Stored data
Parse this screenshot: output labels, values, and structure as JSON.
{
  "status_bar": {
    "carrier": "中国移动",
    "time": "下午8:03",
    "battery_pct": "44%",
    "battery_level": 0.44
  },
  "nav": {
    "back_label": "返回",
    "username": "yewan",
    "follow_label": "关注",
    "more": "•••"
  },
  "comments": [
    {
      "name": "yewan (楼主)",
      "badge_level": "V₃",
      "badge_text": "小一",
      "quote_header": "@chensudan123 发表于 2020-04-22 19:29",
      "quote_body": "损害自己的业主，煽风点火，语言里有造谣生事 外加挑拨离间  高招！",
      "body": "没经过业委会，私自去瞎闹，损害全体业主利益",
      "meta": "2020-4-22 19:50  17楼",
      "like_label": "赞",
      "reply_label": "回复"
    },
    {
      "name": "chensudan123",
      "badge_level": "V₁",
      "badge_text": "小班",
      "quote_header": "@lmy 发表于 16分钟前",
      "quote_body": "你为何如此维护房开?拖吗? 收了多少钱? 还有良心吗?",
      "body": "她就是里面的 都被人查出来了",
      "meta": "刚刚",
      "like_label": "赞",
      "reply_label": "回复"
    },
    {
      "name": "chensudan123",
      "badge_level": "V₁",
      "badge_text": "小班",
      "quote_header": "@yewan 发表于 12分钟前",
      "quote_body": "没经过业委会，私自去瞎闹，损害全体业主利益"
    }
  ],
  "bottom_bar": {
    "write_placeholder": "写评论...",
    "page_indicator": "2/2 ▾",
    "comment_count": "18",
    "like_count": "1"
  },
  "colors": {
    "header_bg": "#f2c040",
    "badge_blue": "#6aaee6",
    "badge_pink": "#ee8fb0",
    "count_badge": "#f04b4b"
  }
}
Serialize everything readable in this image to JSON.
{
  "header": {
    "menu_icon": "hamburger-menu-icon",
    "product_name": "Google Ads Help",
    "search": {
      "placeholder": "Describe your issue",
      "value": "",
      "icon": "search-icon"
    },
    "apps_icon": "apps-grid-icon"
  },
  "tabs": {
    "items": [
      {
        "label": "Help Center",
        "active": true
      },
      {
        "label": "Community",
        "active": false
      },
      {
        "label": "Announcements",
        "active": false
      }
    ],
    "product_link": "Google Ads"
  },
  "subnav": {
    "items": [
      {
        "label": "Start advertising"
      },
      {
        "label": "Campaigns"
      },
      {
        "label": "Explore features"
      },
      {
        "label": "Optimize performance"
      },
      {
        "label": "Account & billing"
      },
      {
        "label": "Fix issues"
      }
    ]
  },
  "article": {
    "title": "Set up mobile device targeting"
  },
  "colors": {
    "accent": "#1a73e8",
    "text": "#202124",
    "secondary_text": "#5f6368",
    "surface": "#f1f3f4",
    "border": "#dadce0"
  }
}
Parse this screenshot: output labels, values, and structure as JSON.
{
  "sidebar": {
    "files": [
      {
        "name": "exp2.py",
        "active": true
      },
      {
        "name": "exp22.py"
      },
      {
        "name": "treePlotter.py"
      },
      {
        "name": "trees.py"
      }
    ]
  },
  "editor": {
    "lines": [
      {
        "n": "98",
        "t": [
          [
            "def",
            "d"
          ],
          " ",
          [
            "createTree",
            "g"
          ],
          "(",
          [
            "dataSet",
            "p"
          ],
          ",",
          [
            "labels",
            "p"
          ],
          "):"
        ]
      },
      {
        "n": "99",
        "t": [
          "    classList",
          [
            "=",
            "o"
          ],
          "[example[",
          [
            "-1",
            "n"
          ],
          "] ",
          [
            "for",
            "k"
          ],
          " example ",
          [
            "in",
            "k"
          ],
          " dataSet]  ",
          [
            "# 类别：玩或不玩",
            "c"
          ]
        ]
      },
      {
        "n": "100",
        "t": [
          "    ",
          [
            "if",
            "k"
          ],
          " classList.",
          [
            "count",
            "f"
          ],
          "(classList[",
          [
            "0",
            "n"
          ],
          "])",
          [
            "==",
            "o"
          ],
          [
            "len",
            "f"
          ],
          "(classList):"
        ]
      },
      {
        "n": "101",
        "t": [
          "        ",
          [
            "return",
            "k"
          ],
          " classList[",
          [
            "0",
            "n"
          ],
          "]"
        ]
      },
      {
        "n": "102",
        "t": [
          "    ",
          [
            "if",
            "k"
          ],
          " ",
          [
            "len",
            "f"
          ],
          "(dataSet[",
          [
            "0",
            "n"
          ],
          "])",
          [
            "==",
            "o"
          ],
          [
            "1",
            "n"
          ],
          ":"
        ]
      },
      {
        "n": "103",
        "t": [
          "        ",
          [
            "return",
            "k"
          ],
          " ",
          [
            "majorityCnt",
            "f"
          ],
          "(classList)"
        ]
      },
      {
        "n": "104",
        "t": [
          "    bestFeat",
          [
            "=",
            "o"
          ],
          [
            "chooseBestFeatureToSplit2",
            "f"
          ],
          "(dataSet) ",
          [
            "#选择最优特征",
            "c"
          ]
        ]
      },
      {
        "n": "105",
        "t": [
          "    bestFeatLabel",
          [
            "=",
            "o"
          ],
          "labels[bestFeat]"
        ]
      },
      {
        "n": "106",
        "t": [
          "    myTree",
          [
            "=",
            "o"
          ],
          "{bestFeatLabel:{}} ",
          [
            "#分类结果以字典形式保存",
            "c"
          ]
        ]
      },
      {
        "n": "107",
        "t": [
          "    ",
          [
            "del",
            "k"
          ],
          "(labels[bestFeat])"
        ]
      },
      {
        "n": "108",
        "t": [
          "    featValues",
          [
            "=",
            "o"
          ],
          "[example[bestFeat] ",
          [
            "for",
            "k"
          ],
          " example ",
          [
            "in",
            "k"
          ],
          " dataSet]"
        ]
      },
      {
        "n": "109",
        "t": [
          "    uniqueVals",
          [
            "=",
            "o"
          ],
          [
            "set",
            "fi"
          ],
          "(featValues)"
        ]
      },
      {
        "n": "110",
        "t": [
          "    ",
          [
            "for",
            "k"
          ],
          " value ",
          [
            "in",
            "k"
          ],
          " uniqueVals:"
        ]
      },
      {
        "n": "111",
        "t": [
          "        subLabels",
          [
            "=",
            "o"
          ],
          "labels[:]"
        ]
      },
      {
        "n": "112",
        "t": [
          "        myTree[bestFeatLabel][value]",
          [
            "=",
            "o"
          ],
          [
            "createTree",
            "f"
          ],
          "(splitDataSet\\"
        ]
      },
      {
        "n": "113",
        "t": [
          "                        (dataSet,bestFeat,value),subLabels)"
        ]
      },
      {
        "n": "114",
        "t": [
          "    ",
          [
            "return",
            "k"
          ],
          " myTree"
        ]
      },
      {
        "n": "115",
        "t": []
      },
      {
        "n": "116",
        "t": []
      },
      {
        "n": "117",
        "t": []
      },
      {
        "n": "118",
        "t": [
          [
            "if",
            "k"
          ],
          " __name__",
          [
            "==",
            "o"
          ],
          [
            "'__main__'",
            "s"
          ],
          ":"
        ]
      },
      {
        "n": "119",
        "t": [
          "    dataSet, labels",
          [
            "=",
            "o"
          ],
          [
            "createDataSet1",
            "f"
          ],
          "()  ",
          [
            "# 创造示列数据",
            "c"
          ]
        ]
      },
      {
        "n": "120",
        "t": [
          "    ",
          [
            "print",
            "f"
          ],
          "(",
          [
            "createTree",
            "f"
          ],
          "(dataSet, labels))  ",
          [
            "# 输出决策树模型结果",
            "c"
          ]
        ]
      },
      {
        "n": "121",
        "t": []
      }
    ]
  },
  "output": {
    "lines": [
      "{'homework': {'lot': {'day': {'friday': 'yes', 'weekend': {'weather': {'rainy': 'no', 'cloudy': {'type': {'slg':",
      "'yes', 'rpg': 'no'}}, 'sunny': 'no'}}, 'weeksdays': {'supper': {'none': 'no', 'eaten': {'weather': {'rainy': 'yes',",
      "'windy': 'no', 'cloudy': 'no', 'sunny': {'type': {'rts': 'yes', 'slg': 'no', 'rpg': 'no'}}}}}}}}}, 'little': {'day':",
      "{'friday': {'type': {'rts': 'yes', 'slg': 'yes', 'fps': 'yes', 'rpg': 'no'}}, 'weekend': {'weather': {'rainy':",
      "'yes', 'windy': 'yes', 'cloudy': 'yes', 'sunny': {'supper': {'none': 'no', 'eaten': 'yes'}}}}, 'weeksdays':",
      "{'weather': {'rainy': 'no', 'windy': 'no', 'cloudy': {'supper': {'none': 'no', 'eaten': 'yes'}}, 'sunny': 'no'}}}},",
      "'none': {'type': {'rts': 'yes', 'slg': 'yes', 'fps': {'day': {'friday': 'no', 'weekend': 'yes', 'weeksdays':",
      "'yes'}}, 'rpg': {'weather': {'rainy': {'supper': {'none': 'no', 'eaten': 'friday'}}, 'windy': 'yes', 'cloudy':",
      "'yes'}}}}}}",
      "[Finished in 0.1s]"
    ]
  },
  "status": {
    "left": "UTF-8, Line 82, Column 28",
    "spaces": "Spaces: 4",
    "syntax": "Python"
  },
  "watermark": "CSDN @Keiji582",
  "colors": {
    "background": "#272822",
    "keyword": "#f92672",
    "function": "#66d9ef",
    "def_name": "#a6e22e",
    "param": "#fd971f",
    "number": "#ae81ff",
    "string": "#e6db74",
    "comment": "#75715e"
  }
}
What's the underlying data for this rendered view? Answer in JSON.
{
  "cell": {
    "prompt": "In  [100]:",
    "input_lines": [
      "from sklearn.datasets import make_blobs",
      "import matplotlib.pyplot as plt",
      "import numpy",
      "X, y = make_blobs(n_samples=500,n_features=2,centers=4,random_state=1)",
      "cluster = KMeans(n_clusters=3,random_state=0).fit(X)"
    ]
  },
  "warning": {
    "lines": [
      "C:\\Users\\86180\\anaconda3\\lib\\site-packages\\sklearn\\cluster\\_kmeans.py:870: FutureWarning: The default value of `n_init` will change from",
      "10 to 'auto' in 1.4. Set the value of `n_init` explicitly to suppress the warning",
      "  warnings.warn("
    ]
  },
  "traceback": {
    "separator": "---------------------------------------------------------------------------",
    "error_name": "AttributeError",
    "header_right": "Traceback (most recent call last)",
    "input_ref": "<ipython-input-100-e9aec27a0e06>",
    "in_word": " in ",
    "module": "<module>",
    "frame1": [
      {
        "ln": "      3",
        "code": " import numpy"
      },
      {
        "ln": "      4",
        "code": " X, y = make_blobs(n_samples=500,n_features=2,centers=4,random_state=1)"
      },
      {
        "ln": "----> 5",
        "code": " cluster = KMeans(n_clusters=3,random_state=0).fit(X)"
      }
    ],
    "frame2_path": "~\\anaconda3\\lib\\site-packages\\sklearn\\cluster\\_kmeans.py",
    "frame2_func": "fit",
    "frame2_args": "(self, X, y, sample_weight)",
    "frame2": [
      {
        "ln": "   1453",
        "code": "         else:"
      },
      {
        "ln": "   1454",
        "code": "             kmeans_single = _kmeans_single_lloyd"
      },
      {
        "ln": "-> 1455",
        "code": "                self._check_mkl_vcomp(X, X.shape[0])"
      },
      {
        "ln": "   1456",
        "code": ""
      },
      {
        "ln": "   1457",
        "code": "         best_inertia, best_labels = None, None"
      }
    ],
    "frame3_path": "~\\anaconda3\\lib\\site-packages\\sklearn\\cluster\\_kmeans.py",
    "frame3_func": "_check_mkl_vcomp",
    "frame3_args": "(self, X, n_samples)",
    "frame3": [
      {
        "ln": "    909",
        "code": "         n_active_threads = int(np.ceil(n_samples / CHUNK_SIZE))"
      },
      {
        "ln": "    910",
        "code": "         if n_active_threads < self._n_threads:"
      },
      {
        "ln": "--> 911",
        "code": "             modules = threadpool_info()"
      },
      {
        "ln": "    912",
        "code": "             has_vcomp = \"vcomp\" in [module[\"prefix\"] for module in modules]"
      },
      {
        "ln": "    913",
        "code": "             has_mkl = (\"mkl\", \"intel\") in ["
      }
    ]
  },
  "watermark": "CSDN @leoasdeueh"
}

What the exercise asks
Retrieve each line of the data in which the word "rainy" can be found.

Response to this task
      "{'homework': {'lot': {'day': {'friday': 'yes', 'weekend': {'weather': {'rainy': 'no', 'cloudy': {'type': {'slg':",
      "'yes', 'rpg': 'no'}}, 'sunny': 'no'}}, 'weeksdays': {'supper': {'none': 'no', 'eaten': {'weather': {'rainy': 'yes',",
      "{'friday': {'type': {'rts': 'yes', 'slg': 'yes', 'fps': 'yes', 'rpg': 'no'}}, 'weekend': {'weather': {'rainy':",
      "{'weather': {'rainy': 'no', 'windy': 'no', 'cloudy': {'supper': {'none': 'no', 'eaten': 'yes'}}, 'sunny': 'no'}}}},",
      "'yes'}}, 'rpg': {'weather': {'rainy': {'supper': {'none': 'no', 'eaten': 'friday'}}, 'windy': 'yes', 'cloudy':",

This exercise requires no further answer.